Despite tragedies last fall, the GLBT community should focus on its achievements.
It was a message of strength and inspiration – a message the entire nation could stand behind; it was a message that assured the struggling members of our society that “things will get better.”
There’s nothing worse than a “Negative Ned,” and with the exception of the “It Gets Better” campaign, that seems to be exactly what the GLBT community has become in the past few months, even years.
While it’s wonderful the community is always prepared to tackle the next big issue or prepare an appropriate press release of the latest atrocity and injustice, at what point do we take a breath and look back at what we’ve actually accomplished?
In the past few months, the community has witnessed the repeal of a 16-year-old GLBT military service ban and the beginning of civil unions in the state of Illinois. Even the first cure of a man with an HIV infection through a stem cell transplant, in addition to the discovery of new antiretroviral treatments – a cause actively pursued by GLBT activists – is worthy of a celebration.
To say these are landmark achievements for the community would be a gross understatement.
Rather than let these headline-topping news events slip into distant memory, why hasn’t the GLBT community capitalized – pounced even – on the positive impact of these accomplishments?

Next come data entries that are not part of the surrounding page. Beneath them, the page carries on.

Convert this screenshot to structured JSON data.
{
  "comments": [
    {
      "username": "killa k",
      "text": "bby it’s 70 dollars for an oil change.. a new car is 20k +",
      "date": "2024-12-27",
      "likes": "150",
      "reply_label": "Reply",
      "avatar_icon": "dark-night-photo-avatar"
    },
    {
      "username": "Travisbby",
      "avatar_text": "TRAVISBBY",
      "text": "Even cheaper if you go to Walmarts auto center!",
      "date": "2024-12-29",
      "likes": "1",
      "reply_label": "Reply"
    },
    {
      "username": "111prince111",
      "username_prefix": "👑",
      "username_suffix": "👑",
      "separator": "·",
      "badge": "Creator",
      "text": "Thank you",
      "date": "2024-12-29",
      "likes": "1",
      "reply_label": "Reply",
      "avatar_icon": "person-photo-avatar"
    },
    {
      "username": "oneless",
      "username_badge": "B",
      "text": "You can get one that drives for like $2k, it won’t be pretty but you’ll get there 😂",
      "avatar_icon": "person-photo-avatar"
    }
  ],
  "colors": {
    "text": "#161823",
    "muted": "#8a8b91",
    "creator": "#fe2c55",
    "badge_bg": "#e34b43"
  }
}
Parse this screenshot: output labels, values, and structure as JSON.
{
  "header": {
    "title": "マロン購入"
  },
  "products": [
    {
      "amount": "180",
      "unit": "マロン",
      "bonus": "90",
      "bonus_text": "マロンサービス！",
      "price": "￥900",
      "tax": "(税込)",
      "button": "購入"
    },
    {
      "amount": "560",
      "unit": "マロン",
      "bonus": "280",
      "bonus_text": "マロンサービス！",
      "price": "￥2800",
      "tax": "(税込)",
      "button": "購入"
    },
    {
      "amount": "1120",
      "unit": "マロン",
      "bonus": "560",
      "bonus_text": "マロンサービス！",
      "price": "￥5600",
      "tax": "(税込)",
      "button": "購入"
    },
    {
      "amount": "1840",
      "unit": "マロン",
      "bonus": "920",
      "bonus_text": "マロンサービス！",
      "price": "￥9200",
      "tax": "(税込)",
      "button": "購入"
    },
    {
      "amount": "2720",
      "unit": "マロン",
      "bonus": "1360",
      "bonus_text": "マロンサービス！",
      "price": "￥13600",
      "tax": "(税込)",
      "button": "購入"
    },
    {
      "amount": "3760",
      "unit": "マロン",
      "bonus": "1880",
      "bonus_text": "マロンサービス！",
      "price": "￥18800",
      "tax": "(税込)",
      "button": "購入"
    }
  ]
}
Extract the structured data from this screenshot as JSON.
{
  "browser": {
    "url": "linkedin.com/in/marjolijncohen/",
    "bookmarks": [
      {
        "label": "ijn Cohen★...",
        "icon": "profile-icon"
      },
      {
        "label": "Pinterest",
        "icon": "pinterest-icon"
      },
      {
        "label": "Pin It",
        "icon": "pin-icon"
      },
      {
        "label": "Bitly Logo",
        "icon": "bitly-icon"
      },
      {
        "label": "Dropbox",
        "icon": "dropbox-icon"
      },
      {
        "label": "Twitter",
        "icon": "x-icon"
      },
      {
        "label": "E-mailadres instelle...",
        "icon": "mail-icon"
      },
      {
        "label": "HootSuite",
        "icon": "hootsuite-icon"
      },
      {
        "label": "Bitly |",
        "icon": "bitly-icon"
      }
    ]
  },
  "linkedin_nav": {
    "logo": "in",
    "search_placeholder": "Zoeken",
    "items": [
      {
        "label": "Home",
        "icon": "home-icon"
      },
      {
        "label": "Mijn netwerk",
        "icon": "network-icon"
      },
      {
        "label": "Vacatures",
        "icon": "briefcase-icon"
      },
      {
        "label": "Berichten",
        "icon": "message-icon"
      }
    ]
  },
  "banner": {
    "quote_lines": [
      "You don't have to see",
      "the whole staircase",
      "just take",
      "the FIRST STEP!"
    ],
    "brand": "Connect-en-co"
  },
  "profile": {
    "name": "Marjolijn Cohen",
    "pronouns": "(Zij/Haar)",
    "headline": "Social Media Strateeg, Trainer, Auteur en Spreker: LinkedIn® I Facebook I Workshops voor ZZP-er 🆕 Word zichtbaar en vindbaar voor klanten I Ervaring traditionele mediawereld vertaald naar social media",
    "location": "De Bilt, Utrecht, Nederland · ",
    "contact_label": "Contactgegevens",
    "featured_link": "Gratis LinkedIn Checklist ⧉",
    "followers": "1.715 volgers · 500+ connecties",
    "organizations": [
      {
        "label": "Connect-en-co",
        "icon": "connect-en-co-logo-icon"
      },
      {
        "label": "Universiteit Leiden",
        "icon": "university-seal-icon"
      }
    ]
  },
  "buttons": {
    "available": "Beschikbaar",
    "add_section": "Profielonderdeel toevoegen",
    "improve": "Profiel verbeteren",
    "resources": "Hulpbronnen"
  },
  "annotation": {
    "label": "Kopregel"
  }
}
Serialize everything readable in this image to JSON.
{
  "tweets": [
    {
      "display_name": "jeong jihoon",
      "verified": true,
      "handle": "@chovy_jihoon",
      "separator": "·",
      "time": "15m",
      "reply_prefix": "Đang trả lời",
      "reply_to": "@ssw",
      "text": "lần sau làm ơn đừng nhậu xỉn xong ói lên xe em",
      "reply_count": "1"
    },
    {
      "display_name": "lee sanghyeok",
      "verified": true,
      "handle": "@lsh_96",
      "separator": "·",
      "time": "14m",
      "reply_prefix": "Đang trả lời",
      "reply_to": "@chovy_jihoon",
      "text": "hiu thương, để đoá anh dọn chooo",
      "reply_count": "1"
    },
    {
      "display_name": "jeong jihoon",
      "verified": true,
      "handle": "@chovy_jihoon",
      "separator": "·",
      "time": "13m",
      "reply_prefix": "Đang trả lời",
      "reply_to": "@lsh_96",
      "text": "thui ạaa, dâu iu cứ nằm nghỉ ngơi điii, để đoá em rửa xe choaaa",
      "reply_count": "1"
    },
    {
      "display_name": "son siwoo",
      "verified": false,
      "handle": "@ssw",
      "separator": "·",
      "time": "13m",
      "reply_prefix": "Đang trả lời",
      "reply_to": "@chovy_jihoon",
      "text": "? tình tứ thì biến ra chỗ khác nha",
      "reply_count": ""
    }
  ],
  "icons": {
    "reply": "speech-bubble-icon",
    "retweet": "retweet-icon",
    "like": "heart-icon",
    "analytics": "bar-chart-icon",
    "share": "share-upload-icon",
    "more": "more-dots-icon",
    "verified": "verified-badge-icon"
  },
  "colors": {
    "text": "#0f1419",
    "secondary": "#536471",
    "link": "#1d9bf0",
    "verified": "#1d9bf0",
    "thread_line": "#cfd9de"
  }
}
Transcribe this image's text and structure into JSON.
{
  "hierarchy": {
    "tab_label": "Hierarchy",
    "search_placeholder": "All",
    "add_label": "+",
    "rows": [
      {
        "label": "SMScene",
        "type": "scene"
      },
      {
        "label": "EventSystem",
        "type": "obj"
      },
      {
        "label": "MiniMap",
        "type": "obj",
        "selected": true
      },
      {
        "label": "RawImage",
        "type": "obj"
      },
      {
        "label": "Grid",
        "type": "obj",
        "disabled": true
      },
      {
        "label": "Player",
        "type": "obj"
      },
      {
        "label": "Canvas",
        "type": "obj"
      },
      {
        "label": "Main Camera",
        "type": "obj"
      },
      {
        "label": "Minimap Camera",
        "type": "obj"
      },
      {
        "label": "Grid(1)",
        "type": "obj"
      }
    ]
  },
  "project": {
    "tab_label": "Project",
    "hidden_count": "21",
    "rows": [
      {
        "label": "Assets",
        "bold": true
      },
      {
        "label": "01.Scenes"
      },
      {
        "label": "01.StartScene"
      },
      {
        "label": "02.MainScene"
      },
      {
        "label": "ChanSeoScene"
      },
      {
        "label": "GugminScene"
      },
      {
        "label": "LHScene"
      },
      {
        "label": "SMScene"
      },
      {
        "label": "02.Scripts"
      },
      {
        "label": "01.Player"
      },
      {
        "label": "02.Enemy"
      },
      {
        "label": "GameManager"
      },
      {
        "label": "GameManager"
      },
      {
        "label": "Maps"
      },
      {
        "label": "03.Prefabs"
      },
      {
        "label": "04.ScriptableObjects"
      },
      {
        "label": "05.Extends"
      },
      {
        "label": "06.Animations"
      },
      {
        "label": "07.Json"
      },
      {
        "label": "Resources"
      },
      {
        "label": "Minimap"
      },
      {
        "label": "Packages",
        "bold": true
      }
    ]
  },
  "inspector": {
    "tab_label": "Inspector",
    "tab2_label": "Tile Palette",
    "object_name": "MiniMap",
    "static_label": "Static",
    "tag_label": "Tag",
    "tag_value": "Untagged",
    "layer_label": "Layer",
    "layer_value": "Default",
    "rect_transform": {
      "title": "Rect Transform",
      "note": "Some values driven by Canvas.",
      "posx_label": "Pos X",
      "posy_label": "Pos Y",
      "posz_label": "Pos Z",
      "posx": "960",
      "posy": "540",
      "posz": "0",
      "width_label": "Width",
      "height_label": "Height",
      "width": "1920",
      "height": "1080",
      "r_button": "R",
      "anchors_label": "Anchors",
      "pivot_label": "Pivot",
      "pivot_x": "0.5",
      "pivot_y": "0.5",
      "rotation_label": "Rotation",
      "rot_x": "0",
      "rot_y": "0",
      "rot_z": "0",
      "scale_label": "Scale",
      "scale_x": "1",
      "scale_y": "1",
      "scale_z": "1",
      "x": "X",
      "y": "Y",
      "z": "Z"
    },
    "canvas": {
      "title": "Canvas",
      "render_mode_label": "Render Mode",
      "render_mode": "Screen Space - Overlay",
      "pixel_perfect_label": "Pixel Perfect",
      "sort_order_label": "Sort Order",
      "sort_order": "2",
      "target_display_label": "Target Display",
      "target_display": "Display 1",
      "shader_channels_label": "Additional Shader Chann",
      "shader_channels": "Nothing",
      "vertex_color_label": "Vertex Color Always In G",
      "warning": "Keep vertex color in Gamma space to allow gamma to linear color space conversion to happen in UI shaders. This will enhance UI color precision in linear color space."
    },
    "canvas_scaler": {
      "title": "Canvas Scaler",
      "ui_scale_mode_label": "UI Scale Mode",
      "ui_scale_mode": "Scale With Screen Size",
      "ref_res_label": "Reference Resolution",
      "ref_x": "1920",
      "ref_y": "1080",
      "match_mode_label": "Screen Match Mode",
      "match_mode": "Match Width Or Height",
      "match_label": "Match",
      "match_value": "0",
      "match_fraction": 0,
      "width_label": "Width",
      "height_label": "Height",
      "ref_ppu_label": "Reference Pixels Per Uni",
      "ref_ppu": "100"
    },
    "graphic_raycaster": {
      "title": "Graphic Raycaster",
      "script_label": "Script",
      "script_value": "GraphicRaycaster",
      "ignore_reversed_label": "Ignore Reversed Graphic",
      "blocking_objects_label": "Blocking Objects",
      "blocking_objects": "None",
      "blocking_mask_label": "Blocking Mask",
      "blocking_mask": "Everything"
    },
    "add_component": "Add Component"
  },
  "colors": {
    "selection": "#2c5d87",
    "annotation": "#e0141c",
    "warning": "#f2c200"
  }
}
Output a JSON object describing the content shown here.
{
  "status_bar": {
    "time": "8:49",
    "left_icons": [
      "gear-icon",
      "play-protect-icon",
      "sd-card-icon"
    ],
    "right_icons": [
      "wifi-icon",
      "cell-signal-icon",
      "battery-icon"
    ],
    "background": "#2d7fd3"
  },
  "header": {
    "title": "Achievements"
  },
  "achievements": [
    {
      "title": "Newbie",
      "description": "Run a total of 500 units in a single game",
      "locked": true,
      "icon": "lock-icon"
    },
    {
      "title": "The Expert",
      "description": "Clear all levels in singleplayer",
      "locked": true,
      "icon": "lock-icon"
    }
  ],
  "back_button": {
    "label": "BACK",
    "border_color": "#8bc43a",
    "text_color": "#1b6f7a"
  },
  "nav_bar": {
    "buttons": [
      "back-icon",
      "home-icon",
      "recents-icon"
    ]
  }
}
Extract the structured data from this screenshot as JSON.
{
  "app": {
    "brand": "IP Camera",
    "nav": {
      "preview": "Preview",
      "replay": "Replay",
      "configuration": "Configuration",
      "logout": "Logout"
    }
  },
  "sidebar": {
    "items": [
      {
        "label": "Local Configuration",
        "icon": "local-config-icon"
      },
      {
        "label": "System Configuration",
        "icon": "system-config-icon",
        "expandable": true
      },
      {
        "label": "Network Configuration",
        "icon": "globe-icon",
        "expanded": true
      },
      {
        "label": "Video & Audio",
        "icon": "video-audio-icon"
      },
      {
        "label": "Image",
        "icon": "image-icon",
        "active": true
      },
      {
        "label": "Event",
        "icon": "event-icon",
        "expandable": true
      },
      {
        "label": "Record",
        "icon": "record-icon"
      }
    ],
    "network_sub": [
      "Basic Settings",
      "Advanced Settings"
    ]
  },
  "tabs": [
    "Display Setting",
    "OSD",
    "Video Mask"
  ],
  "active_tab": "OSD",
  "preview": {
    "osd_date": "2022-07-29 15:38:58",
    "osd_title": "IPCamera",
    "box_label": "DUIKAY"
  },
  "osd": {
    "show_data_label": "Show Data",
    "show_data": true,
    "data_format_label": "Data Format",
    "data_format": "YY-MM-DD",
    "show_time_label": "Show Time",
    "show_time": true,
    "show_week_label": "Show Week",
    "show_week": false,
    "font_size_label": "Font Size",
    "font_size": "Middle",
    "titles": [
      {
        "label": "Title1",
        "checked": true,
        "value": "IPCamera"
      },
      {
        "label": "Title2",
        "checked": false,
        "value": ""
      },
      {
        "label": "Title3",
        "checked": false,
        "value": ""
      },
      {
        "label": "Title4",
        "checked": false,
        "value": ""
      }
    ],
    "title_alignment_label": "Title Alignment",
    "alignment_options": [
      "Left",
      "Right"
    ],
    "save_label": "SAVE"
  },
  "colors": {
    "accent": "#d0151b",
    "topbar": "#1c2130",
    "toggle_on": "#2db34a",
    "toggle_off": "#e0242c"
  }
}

It’s unfortunate that after decades of struggling to appropriately and effectively communicate with the heterosexual community, we still think we need to turn to the aggressive “Stonewall” protest mentality.
The phrase “kill ‘em with kindness” comes to mind when I think of this issue. Certainly, pride parades have this concept in mind as the groundwork of their original concepts.
But the fact remains that these aren’t exactly the types of public events that draw positive reactions from the mainstream media – certainly not from anyone residing in “blue collar” America who has yet to be won over by the rainbow flags and flamboyant parading around the streets.
The figureheads and major advocates of the GLBT community need to remember an alarmingly large group of people who still believe HIV/AIDS was caused by gay men, and is an “act of God,” still exists.
They need to understand the relevance of the saying “carpe diem” to this instance in our history and realize the harsh reality that this momentum is not necessarily destined to last. Therefore, it should be savored and milked for all it’s worth.
Basically, the gay community has a public relations problem – a very big one, at that. How the community moves forward from here remains to be seen, but it appears (to me, at least) the message will need to swerve in a different direction for progress to continue at the rate it has been.
The true message of equality comes from the person who acknowledges and communicates as an equal – not as a second-class citizen who feels stripped of his or her rights.
Allow me to put this in terms the GLBT community may better understand. Lady Gaga thrives on the idea that she became famous by not only believing she’s rich and famous, but acting the part.
It seems the GLBT community has the former role down pretty well but is lacking in the latter half of the master plan of Gaga. As a whole, we believe we’re equals but still complain like children whose parents have refused them candy.
I don’t expect this change in mindset to happen overnight anymore than I expect same-sex marriage to be legalized in Alaska next week. However, it would be nice to soon see a change in direction – especially as the dynamics of America rapidly begin to shape-shift.
Brandon Baker can be reached at firstname.lastname@example.org.